DESCRIPTION OF THE TASK: Examine the entries and show every line in which the word "layers" is found.

*** DATASET ***

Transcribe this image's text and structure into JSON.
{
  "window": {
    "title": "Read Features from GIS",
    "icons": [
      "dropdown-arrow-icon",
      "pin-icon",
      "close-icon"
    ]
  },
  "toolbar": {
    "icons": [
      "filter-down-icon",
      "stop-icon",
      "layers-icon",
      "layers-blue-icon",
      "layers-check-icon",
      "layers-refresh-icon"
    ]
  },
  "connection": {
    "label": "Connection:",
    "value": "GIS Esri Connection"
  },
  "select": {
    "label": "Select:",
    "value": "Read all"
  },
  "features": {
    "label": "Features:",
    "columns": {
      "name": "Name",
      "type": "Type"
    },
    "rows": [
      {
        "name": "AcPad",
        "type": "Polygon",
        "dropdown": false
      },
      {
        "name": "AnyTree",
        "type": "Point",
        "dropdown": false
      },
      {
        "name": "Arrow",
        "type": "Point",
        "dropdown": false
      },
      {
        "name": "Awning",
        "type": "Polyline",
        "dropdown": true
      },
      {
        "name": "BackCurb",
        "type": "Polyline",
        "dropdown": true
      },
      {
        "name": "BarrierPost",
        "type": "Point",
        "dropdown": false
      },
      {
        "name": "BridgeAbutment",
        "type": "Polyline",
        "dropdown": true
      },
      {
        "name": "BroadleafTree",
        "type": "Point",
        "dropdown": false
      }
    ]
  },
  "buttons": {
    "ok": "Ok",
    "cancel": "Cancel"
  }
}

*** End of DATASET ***

ANSWER TO THIS PROBLEM:
      "layers-icon",
      "layers-blue-icon",
      "layers-check-icon",
      "layers-refresh-icon"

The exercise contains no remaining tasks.